A witch’s maw
Chairs shrouded in smudged sheets
Ghost piano draped in linen shadows
Grim tables
Sunken couch

Phantom light through coal blackened windows
Opaque
A vapor of forgotten memories
Mama was a girl here
Not yet sodden
Downtrodden
We disturbed the air
Sluggish tornadoes, unaccustomed to swirling

The house pushed me out like
Oil paint from a tube
A splotch of pink
In an abstraction of mute

The house perched a cliff
Backyard plunged vertical
Patterned green, a dizzy portrait of
Fall, a season and a danger
The bottom, just a theory
I edged back from the edge
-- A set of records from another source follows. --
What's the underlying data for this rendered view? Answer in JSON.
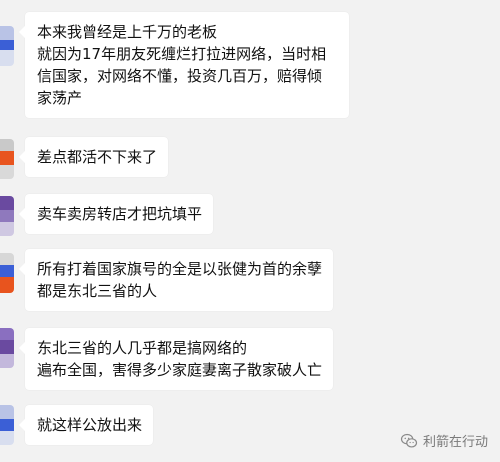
{
  "messages": [
    {
      "text": "本来我曾经是上千万的老板\n就因为17年朋友死缠烂打拉进网络，当时相\n信国家，对网络不懂，投资几百万，赔得倾\n家荡产"
    },
    {
      "text": "差点都活不下来了"
    },
    {
      "text": "卖车卖房转店才把坑填平"
    },
    {
      "text": "所有打着国家旗号的全是以张健为首的余孽\n都是东北三省的人"
    },
    {
      "text": "东北三省的人几乎都是搞网络的\n遍布全国，害得多少家庭妻离子散家破人亡"
    },
    {
      "text": "就这样公放出来"
    }
  ],
  "watermark": {
    "label": "利箭在行动",
    "icon": "wechat-icon"
  },
  "colors": {
    "background": "#f2f2f2",
    "bubble": "#ffffff",
    "avatar_accent_blue": "#3b5fd6",
    "avatar_accent_orange": "#e8541e",
    "avatar_accent_purple": "#6a4aa0"
  }
}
Then carried on a whisper
A southern voice
My city eyes widened
The neighbor lady spoke
I’m Theresa.
Are you Bunny’s little girl?
Is she back?
Honey child – she was a beauty.
A dog barked at her window
Theresa clipped snippets of memory like violets
And offered me a handful.

Your Mama sang and danced
Graceful as a willow
Famous round these parts
Well loved
She went a hoppin’ off
You favor her, you know that?

My eyes brushed down, face burning
A late, tender shoot, innocent as a curl
Brushed my sneaker toe, interesting
Among the browned grass
A disobedient tear zigzagged
Wended its way to my chin
A rope of regret like saltwater taffy
Stretched between us

I ran inside in a bashful flurry
To the kitchen
Corners cloaked in darkness
Grandma pulled at white bread
Slapped turkey on a paper plate

Mama clutched a bottle
Leaned against the oilcloth table
Blue shirt smudged
“Where did you go?, she cried.
Eyes, narrow green.

There was nothing I could do
But search for candles

PREMATURE E-DRAFT-ULATION

HOW EMBARRASSING! Too quick!
Once again, impatience overrides prudence. The draft for The Apocalypse Gene book trailer was finally complete, and the first thing I did was post it on Facebook. It got a bunch of hits and a positive response. Then I realized my mistake. The hit counter was going up up up on the DRAFT, which means when I post the final trailer, I’d have to ask everyone to kindly hit it again so I have an accurate count.

This isn’t the first time impatience got the better of me and it won’t be the last.

When the final book trailer is ready, I’ll blast it everywhere. Until then, I will sit on my hands and WAIT.